Unlike Lear and the Fool, Tora and Kyoami have a strained relationship. Tora hits him. Kyoami’s the only person who calls Hidetora ‘Tora.’ At first, Kyoami is able to joke about Tora’s madness, but frustration sets in. Tango and Saburo are loyal to Tora, but it’s like Kyoami’s the only person who actually loves Tora. He wants to leave but can’t. Tora’s death devastates Kyoami while Tango’s stoic. Kyoami’s adrogyny – and Tora’s ghostly concubines – lets him emote unlike the other male characters in the film and puts a bit of subtext to the relationship, if you’re looking for one.
Almost every shot in this movie is a painting.
This was pretty badass.
I guess beginning the film in grassy hilltops makes sense. We drink in the scenery. In the end all we have are red crags, where Lady Sue’s blinded brother is stranded. He gets his land back but it feels more like limbo instead of a vindicated end. He’s a footnote in this land’s bloody history.
Saw this at NFB as part of the LuminaTO festival. Most of these reasons are Tim Burton related.
It’s pre-“Big Fish” Tim Burton. Nothing wrong with that movie, but what’s wrong is what comes after that.
It’s light and colourful, the exact opposite of his moodier films.
Tim Burton actually uses real mise-en-scene instead of CGI, the latter devoid of humanity.
The art director and the director of photography worked hard, especially for Pee Wee’s house. I want that house now.
Because Rube Goldbergs are awesome.
Because Danny Elfman emulates Bernard Hermann (no relation?) in this movie, of all places.
Because as much as it makes fun of childhood’s absurdities, it’s very honest about its fears and losses.
I love children’s movies with dirty jokes. However, don’t bring your child to watch this movie.
Because bikes are environmentally friendly.

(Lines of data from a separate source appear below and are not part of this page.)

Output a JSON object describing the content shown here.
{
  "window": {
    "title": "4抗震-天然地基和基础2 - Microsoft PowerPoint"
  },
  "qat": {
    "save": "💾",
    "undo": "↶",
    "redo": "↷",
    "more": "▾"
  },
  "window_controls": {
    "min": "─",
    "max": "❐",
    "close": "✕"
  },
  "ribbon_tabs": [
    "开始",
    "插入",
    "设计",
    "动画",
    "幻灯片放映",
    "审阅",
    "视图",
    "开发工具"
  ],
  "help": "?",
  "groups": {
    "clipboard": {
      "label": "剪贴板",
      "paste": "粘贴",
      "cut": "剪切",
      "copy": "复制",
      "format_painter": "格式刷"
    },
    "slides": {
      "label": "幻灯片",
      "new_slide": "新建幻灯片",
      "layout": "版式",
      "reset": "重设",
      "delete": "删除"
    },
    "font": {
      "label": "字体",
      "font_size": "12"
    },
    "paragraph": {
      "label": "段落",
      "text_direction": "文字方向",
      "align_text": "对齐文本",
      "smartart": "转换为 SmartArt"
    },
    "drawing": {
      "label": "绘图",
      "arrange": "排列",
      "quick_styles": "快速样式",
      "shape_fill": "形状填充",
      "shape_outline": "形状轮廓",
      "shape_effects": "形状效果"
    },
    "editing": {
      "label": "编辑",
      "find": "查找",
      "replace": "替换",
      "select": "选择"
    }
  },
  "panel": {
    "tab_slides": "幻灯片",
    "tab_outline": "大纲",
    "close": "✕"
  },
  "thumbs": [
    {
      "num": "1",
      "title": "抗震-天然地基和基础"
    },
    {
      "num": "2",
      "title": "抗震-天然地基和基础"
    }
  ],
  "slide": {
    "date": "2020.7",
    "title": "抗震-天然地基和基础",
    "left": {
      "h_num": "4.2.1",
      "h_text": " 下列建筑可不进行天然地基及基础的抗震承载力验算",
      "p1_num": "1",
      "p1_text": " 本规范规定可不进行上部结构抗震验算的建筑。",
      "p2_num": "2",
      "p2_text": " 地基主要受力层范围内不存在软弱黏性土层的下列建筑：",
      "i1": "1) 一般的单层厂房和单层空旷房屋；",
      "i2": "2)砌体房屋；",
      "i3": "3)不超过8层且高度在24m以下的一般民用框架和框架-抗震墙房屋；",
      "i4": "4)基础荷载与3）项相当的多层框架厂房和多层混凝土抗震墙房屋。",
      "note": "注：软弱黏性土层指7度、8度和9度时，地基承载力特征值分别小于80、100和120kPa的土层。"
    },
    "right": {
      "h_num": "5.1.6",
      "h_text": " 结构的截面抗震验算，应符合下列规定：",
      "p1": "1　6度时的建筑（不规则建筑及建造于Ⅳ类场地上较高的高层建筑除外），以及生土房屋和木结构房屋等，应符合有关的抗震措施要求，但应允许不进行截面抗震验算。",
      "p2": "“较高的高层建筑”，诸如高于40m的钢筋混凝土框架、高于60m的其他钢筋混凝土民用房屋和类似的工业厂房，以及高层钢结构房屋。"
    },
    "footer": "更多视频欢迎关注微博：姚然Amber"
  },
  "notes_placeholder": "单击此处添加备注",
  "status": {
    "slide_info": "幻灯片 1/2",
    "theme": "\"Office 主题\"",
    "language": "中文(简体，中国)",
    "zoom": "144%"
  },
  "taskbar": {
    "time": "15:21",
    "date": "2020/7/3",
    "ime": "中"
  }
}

It shows Paul Reubens in drag at least twice. And he wears said dresses on top of a suit and never breaks a sweat.
I don’t know exactly what Paul Reubens does in this movie, but it’s acting.
It changed my opinion about white men doing excellent impressions of Mr. T.
And I’ve run out of good reasons. Some parts of the movie were surprisingly tedious. And why does he have all this cool stuff and not have a job?
(Sorry for not writing, by the way. I had two days of debauchery)
“Clue” is the first movie screened at the Toronto Underground Cinema. Tickets were free, crowd was amazing, puns are great. Wish you were there. The movie was fun. I guess the slow parts were there to pace the movie because I can’t be laughing the whole time. But it would have been more fun if I drank up while watching.
Just like these people.
NOW Magazine’s review of “Freddy vs. Jason,” where the unnamed staff member said that you could have watched that drunk because the script and the synopsis were pretty much the same. A chunk of “Clue” was like that too. Expect that the butler (the workaholic Tim Curry) rapidly doled out the series of events without breaking a sweat. As Miss Scarlet dressed in a green version of the infamous Scarlett O’Hara red dress, Leslie Ann Warren does her best Susan Sarandon. And the rest of the cast has impeccable comic timing. Good to know that it takes a lot of acting chops to make whatever this is.
Also, I love watching this chick die.
Also, the print that the cinema had is the one with ending A.
The movie was good enough to wear out my friends, and they were hungry, and I was gonna be late for a party, so we unfortunately skipped “Big Trouble in Little China.”